with her five petals

that flap and wave in the wind

her green bud encases

and her stigma

stands like an erect

penis in anticipation

she’s the national flower

for Haiti, Hawaii,

Malaysia & South Korea


if you want favors from

Kali and Ganesha in India

bring them a red hibiscus

before you go courting a

Tahitian or Hawaiian woman

make sure her hibiscus is

behind her right ear

indicating she is available

in the Philippines

children use it to

make bubbles

in Jamaica as a child

we used the petals to shine our shoes

we drink it as tea

known as bissap in West Africa

Karkadé in Egypt & Sudan

it is a diuretic

contains vitamin c

lowers blood pressure

although often mislabeled

it is not sorrel the is drunken

in Jamaican & Trinidad and elsewhere

throughout the Caribbean

we use it to decorate

our homes

we grow it to beautify

our yards

humming-birds, butterflies and bees

love it

horticulturists cultivate

myriad colors and lacy petals

but if you should stop to ask

and admire and fondle her petals

she will say to you

me is just an ordinary woman

wearing red who loves to hang out

hibiscua3adisa15 hibiscus2adisa15

Mr. Peacock

To us he might

appear showy

a bit extravagant

with his long train

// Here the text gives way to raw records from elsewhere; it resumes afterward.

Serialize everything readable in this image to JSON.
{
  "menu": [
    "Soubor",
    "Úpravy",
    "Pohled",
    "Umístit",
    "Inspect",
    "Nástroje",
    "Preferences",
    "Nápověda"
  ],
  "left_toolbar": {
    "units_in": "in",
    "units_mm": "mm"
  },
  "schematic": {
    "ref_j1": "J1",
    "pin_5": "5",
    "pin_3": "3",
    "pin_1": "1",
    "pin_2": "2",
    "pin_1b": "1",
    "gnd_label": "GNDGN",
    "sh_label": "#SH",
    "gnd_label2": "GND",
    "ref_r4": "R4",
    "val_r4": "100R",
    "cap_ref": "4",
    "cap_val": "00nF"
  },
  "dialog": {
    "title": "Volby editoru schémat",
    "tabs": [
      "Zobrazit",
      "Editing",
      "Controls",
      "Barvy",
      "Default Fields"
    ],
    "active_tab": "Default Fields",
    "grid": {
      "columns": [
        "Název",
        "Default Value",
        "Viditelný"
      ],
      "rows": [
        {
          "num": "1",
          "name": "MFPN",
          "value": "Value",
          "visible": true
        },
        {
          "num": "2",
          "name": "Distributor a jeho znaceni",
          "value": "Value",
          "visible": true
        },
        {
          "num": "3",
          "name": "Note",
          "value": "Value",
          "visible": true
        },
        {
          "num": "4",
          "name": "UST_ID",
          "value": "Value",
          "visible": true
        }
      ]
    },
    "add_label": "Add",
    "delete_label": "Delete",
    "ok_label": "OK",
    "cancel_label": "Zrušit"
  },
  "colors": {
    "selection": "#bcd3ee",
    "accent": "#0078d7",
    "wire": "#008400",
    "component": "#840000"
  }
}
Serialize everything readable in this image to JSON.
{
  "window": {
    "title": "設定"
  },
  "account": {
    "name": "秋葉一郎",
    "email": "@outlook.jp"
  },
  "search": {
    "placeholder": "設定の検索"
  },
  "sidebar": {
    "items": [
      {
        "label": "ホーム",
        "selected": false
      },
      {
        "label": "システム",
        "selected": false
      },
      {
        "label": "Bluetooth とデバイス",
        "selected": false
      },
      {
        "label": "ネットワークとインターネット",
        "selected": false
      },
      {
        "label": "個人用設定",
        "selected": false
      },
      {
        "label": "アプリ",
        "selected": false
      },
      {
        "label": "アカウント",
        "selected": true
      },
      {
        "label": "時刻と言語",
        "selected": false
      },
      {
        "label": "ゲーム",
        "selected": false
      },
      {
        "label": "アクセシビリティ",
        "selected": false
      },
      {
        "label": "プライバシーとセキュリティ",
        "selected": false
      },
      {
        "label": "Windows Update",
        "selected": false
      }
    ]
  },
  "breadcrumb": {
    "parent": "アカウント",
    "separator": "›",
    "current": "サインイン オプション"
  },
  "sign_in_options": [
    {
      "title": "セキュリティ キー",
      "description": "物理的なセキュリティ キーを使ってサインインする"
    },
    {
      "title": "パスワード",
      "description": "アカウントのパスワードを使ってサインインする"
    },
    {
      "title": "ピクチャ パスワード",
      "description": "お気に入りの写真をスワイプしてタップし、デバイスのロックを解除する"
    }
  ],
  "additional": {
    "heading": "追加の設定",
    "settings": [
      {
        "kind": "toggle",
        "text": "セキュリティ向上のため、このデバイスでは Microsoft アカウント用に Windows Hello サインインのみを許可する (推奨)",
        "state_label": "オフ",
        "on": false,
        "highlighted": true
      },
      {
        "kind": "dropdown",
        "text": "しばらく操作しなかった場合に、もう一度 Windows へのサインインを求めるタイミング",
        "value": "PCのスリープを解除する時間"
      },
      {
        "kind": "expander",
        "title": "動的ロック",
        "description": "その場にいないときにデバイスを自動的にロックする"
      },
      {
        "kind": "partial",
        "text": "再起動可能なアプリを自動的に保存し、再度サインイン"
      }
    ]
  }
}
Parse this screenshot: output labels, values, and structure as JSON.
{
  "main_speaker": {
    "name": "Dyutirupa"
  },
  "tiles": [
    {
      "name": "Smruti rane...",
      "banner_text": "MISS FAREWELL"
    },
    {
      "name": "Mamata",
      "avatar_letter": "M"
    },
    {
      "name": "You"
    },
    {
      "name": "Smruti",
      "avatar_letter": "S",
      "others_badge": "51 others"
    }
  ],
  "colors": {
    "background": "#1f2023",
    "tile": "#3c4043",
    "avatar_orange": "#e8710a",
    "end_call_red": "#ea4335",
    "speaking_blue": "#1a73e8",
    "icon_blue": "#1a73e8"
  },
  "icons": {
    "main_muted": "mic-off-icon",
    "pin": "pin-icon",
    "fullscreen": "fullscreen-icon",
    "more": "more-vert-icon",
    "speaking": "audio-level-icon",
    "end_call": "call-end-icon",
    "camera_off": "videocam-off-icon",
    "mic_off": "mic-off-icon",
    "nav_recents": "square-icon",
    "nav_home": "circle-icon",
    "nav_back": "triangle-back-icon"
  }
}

some say

to attract females

others say

to show his powers


but he is indifferent

to our gawking

as he struts up and down

estate st john road

the resident bird

who has to pick

for his food just like

the other birds

does he realize

he’s a long way from home

whether from india

or the congo basin

he is but a peafowl

who fans wide his tail

when he goes courting

hoping his iridescent feathers

will dazzle the peahen

and he will get to bed her

and they will make peachicks


The Marriage

They’ve lived side by side

for many years

ignoring one another

preoccupied with

their own growth

their own splendor

Then they bothnoticed

the other

no major attraction

or desire

but over time

attitudes change

and feelings shift

the story takes on multiple twists

about who noticed whom


who made the first advance

who wanted more that

just a tryst


Now they are so entwined

arms enveloping a

breath breathing into breaths

faces pressed cheek to cheek

bodies molded

to separate them

would surely lead

to death

they have grown as one

flowering and complementing

each other’s beauty

the pink-lavender petals

of the cedar and the

bodacious red of the bougainvillea

a marriage that reminds

us all that hope reigns supreme


Sea Woman

This morning on my walk

the sea was thrashing

waves tumbling into waves

-a two year old child

on the floor

feet and arms flailing

tears and snot staining his face—

she was going on bad

like she in carnival

drinking and whining up de place

vomiting sea grass that she spewed

on the shore creating an avenue

of sargasso forcing sand to retreat

more ashore – a dog whipped and curled

in a corner-

me decide wasn’t going to pay she no mind

let she rush me feet and spray me legs

no sea bath this morning and getting entangled

in she bile

me hearing old people’s warning in me head

heed de sea

she is a generous woman

but when she vex stay clear

she will nyam yuh and not leave a trace